Drake isn’t the only NBA fan who really enjoys listening to Doris Burke call NBA games for ESPN. We do, too. So do countless other NBA fans out there. Burke has really carved out her own niche in the sports broadcasting world and established herself as one of the preeminent voices when it comes to calling games for The Worldwide Leader in Sports.

But Burke isn’t sure how much longer she’s going to continue being a sports broadcaster. It’s partly because, at some point, she wants to settle down and be a "doting grandmother" once her kids start to have kids of their own. But at the same time, it’s also unfortunately because Burke isn’t sure how much longer ESPN and other networks are going to have her. In a new Sports Illustrated feature, Burke spoke about how she expects aging to play a part in the longevity of her career. The 52-year-old pointed out how it’s rare to see women of a certain age on TV.
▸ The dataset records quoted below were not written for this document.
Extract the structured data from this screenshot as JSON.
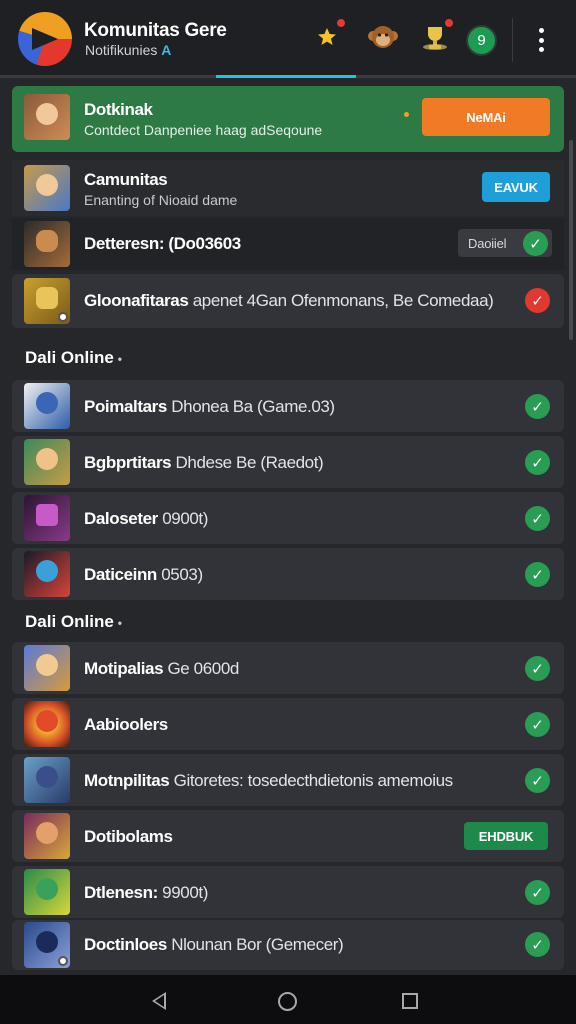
{
  "header": {
    "title": "Komunitas Gere",
    "subtitle": "Notifikunies",
    "subtitle_accent": "A",
    "counter": "9"
  },
  "featured": {
    "title": "Dotkinak",
    "subtitle": "Contdect Danpeniee haag adSeqoune",
    "button_label": "NeMAi"
  },
  "top_rows": [
    {
      "title": "Camunitas",
      "subtitle": "Enanting of Nioaid dame",
      "button_label": "EAVUK"
    },
    {
      "title": "Detteresn: (Do03603",
      "button_label": "Daoiiel"
    },
    {
      "title": "Gloonafitaras",
      "extra": " apenet 4Gan Ofenmonans, Be Comedaa)"
    }
  ],
  "sections": [
    {
      "title": "Dali Online",
      "items": [
        {
          "title": "Poimaltars",
          "extra": " Dhonea Ba (Game.03)"
        },
        {
          "title": "Bgbprtitars",
          "extra": " Dhdese Be (Raedot)"
        },
        {
          "title": "Daloseter",
          "extra": " 0900t)"
        },
        {
          "title": "Daticeinn",
          "extra": " 0503)"
        }
      ]
    },
    {
      "title": "Dali Online",
      "items": [
        {
          "title": "Motipalias",
          "extra": " Ge 0600d"
        },
        {
          "title": "Aabioolers",
          "extra": ""
        },
        {
          "title": "Motnpilitas",
          "extra": " Gitoretes: tosedecthdietonis amemoius"
        },
        {
          "title": "Dotibolams",
          "extra": "",
          "button_label": "EHDBUK"
        },
        {
          "title": "Dtlenesn:",
          "extra": " 9900t)"
        },
        {
          "title": "Doctinloes",
          "extra": " Nlounan Bor (Gemecer)"
        }
      ]
    }
  ],
  "colors": {
    "accent_teal": "#27c4d9",
    "featured_bg": "#2d7a45",
    "orange_button": "#f07a25",
    "blue_button": "#1e9fd8",
    "check_green": "#2a9d55",
    "check_red": "#e0392f"
  },
  "icons": {
    "star_notification": "star-icon",
    "monkey": "monkey-icon",
    "trophy": "trophy-icon",
    "check": "check-icon",
    "more": "kebab-menu-icon"
  }
}
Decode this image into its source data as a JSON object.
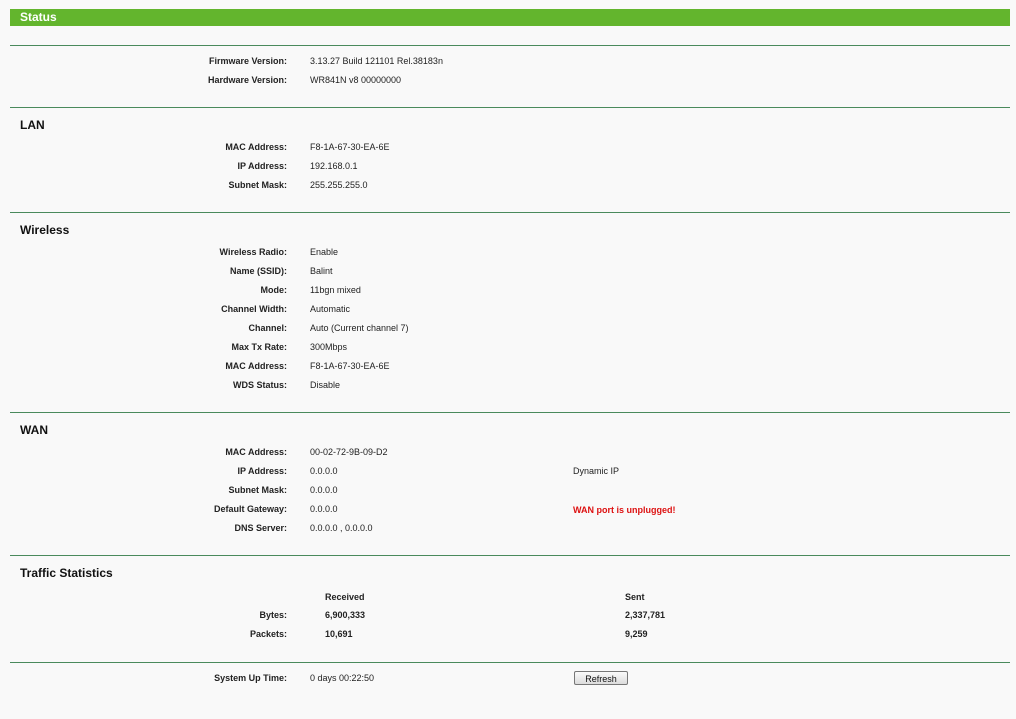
{
  "header": {
    "title": "Status"
  },
  "general": {
    "firmware_label": "Firmware Version:",
    "firmware_value": "3.13.27 Build 121101 Rel.38183n",
    "hardware_label": "Hardware Version:",
    "hardware_value": "WR841N v8 00000000"
  },
  "lan": {
    "title": "LAN",
    "mac_label": "MAC Address:",
    "mac_value": "F8-1A-67-30-EA-6E",
    "ip_label": "IP Address:",
    "ip_value": "192.168.0.1",
    "mask_label": "Subnet Mask:",
    "mask_value": "255.255.255.0"
  },
  "wireless": {
    "title": "Wireless",
    "radio_label": "Wireless Radio:",
    "radio_value": "Enable",
    "ssid_label": "Name (SSID):",
    "ssid_value": "Balint",
    "mode_label": "Mode:",
    "mode_value": "11bgn mixed",
    "width_label": "Channel Width:",
    "width_value": "Automatic",
    "channel_label": "Channel:",
    "channel_value": "Auto (Current channel 7)",
    "rate_label": "Max Tx Rate:",
    "rate_value": "300Mbps",
    "mac_label": "MAC Address:",
    "mac_value": "F8-1A-67-30-EA-6E",
    "wds_label": "WDS Status:",
    "wds_value": "Disable"
  },
  "wan": {
    "title": "WAN",
    "mac_label": "MAC Address:",
    "mac_value": "00-02-72-9B-09-D2",
    "ip_label": "IP Address:",
    "ip_value": "0.0.0.0",
    "ip_type": "Dynamic IP",
    "mask_label": "Subnet Mask:",
    "mask_value": "0.0.0.0",
    "gateway_label": "Default Gateway:",
    "gateway_value": "0.0.0.0",
    "warning": "WAN port is unplugged!",
    "dns_label": "DNS Server:",
    "dns_value": "0.0.0.0 , 0.0.0.0",
    "warning_color": "#dd1111"
  },
  "traffic": {
    "title": "Traffic Statistics",
    "received_header": "Received",
    "sent_header": "Sent",
    "bytes_label": "Bytes:",
    "bytes_received": "6,900,333",
    "bytes_sent": "2,337,781",
    "packets_label": "Packets:",
    "packets_received": "10,691",
    "packets_sent": "9,259"
  },
  "uptime": {
    "label": "System Up Time:",
    "value": "0 days 00:22:50",
    "refresh_label": "Refresh"
  },
  "colors": {
    "header_bg": "#63b52d",
    "divider": "#4a8a5c"
  }
}
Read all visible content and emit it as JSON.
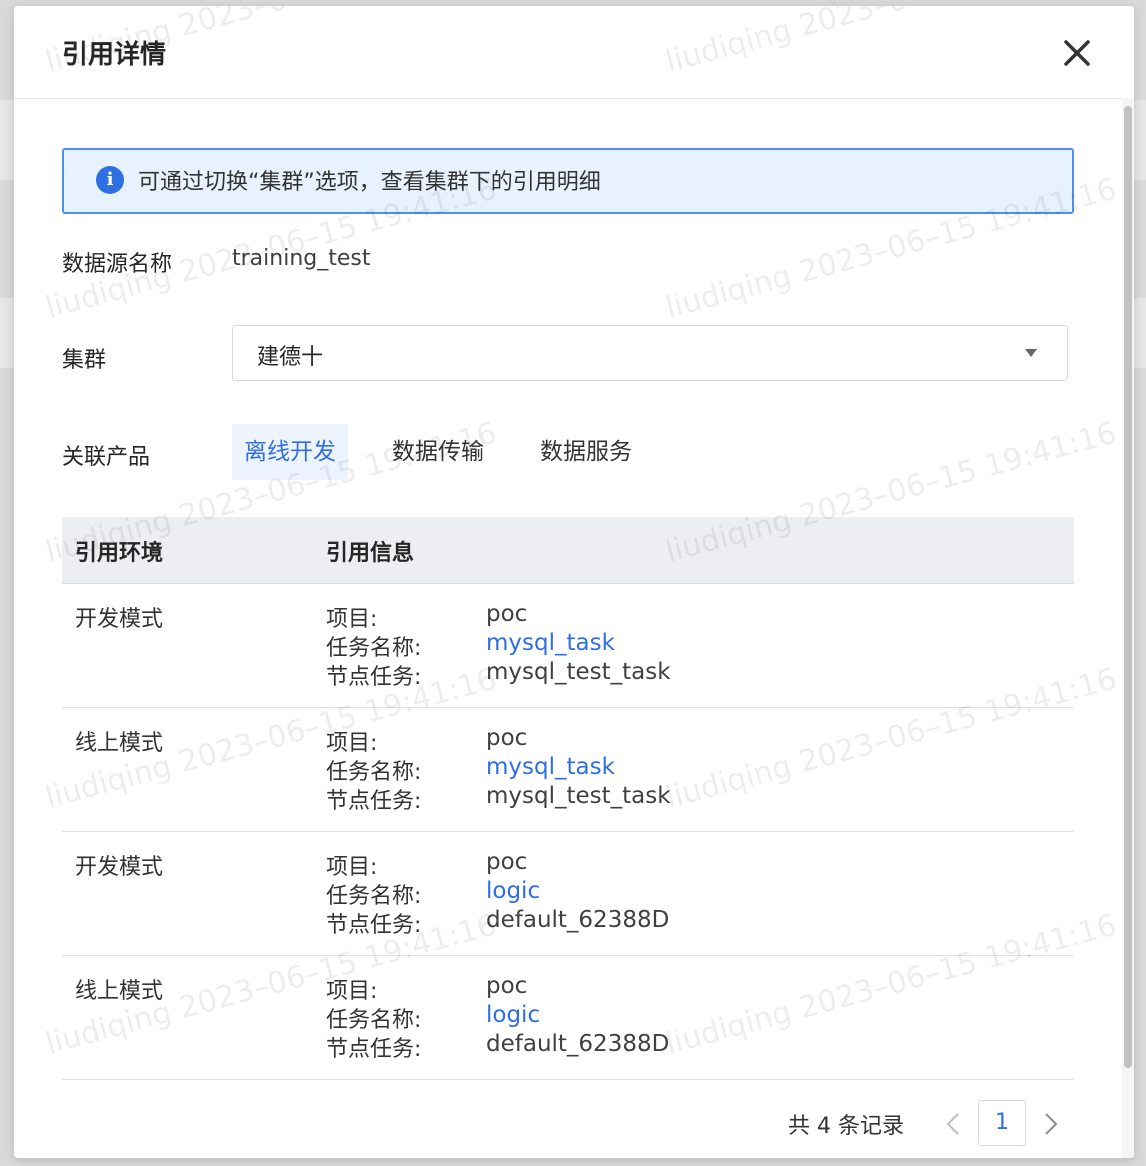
{
  "modal": {
    "title": "引用详情"
  },
  "alert": {
    "text": "可通过切换“集群”选项，查看集群下的引用明细",
    "icon": "info-icon"
  },
  "form": {
    "datasource_label": "数据源名称",
    "datasource_value": "training_test",
    "cluster_label": "集群",
    "cluster_value": "建德十",
    "product_label": "关联产品"
  },
  "tabs": [
    {
      "label": "离线开发",
      "active": true
    },
    {
      "label": "数据传输",
      "active": false
    },
    {
      "label": "数据服务",
      "active": false
    }
  ],
  "table": {
    "columns": [
      "引用环境",
      "引用信息"
    ],
    "key_labels": {
      "project": "项目:",
      "task": "任务名称:",
      "node": "节点任务:"
    },
    "rows": [
      {
        "env": "开发模式",
        "project": "poc",
        "task": "mysql_task",
        "node": "mysql_test_task"
      },
      {
        "env": "线上模式",
        "project": "poc",
        "task": "mysql_task",
        "node": "mysql_test_task"
      },
      {
        "env": "开发模式",
        "project": "poc",
        "task": "logic",
        "node": "default_62388D"
      },
      {
        "env": "线上模式",
        "project": "poc",
        "task": "logic",
        "node": "default_62388D"
      }
    ]
  },
  "pagination": {
    "total_text": "共 4 条记录",
    "current_page": "1"
  },
  "watermark": {
    "text": "liudiqing 2023–06–15 19:41:16"
  },
  "colors": {
    "accent": "#2f6fe4",
    "alert_bg": "#e8f2ff",
    "alert_border": "#4d8ff4",
    "table_head_bg": "#eceef2"
  }
}
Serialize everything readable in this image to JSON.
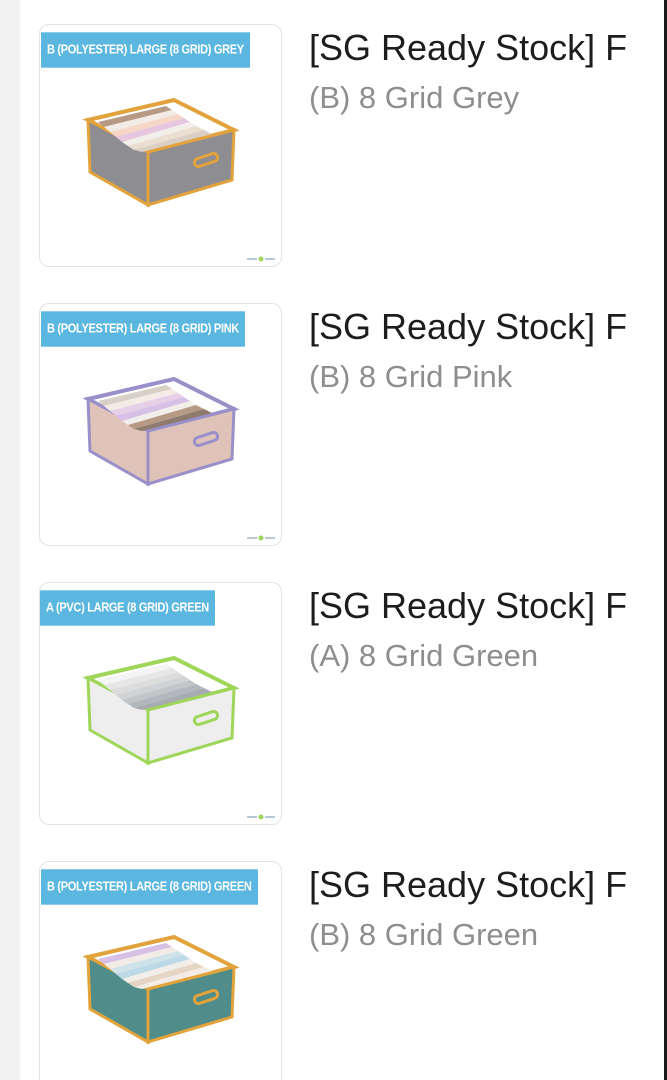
{
  "items": [
    {
      "thumb_label": "B (POLYESTER) LARGE (8 GRID) GREY",
      "title": "[SG Ready Stock] F",
      "variant": "(B) 8 Grid Grey",
      "box_color": "#8e8e92",
      "trim_color": "#e3a33c"
    },
    {
      "thumb_label": "B (POLYESTER) LARGE (8 GRID) PINK",
      "title": "[SG Ready Stock] F",
      "variant": "(B) 8 Grid Pink",
      "box_color": "#e0c3b8",
      "trim_color": "#9a8fc9"
    },
    {
      "thumb_label": "A (PVC) LARGE (8 GRID) GREEN",
      "title": "[SG Ready Stock] F",
      "variant": "(A) 8 Grid Green",
      "box_color": "#eeeeee",
      "trim_color": "#9fd65a"
    },
    {
      "thumb_label": "B (POLYESTER) LARGE (8 GRID) GREEN",
      "title": "[SG Ready Stock] F",
      "variant": "(B) 8 Grid Green",
      "box_color": "#4f8c8a",
      "trim_color": "#e3a33c"
    }
  ],
  "colors": {
    "label_bg": "#5bb7e0",
    "title_text": "#1d1d1d",
    "variant_text": "#8e8e8e"
  },
  "icons": [
    "product-thumbnail-image",
    "storage-box-illustration"
  ]
}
"We still have a long way to go," Burke said while speaking about women broadcasters as a whole. "Because the reality is that I’m 52 years old. And how many 55 to 60-year-old women do you see in sports broadcasting? How many? I see a lot of 60-year-old men broadcasting."

Burke continued by talking about how the way the broadcasting business treats men versus how it treats women is inherently unfair. She cited the recent scandal involving Matt Lauer while illustrating the fact that older men are routinely put into positions of power on TV while women are replaced with younger versions.

"The physical appearance and natural aging of all the men doing this job don’t matter," Burke said. "It’s funny with this whole Matt Lauer thing. I have been reading how he has aged, but his [female] cohosts stay in the same demographic grouping. So he gets older but his sidekick does not? Right. Frankly, that’s bullshit. That’s absolute bullshit."

Burke also said that, despite the pressures to maintain a more youthful appearance, she doesn’t plan on trying to reverse the effects of aging by undergoing surgery or taking other drastic steps. She’s going to put the onus on the networks to decide whether she’s fit to broadcast games based on her performance as opposed to just her looks.

"Listen, I want to be considered attractive," she said. "Am I going to undergo surgery to make myself look younger? No. So the wrinkles you see on my face and the signs of age that I have, they’re going to be there, period, and it’s up to the networks to decide [if it’s acceptable]."

For the sake of all the NBA fans out there, we hope Burke sticks around for a long, long time. She’s great at what she does, and she deserves to broadcast for as long as she wants to do it. Go here to check out the rest of her SI feature.